▸ Task directions: Which lines in the records below hold the word "watermark"? Copy each of them.

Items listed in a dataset
● ● ●

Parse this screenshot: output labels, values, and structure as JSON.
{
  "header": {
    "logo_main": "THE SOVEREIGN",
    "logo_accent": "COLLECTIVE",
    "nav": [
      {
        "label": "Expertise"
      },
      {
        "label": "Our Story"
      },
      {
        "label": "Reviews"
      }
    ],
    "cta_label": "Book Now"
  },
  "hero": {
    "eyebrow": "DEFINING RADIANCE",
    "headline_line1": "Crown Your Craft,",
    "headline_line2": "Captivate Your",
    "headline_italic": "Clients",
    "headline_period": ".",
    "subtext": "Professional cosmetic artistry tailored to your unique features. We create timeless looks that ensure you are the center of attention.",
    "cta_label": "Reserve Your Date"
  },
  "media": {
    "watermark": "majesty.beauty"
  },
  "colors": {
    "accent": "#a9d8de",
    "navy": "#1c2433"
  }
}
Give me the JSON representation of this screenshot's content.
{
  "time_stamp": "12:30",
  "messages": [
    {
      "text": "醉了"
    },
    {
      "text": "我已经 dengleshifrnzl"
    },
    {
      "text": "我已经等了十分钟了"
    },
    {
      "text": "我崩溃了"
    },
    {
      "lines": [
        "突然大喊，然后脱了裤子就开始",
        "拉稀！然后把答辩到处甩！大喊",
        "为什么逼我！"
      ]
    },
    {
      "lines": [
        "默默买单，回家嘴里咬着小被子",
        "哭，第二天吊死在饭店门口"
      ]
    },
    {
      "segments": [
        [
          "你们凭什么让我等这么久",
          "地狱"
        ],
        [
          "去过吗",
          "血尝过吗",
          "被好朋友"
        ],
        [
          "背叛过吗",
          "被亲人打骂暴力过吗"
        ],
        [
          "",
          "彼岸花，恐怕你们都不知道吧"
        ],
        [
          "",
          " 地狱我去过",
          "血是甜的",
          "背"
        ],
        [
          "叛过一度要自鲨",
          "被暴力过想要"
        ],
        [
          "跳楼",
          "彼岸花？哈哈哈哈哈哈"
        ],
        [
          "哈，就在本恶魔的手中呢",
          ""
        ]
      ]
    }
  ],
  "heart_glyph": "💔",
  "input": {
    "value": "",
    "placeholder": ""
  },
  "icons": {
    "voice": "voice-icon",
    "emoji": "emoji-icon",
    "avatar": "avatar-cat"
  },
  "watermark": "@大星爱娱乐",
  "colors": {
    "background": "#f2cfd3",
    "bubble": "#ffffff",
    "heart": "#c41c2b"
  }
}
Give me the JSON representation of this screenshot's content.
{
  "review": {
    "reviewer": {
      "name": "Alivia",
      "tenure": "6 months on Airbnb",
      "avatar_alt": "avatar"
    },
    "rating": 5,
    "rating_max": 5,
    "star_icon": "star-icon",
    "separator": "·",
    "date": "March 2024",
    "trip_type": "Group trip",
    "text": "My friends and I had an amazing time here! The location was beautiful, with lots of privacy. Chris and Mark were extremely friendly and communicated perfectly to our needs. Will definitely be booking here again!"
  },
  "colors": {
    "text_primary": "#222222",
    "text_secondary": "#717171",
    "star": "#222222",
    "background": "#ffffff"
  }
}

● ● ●

▸ Written answer:
    "watermark": "majesty.beauty"
  "watermark": "@大星爱娱乐",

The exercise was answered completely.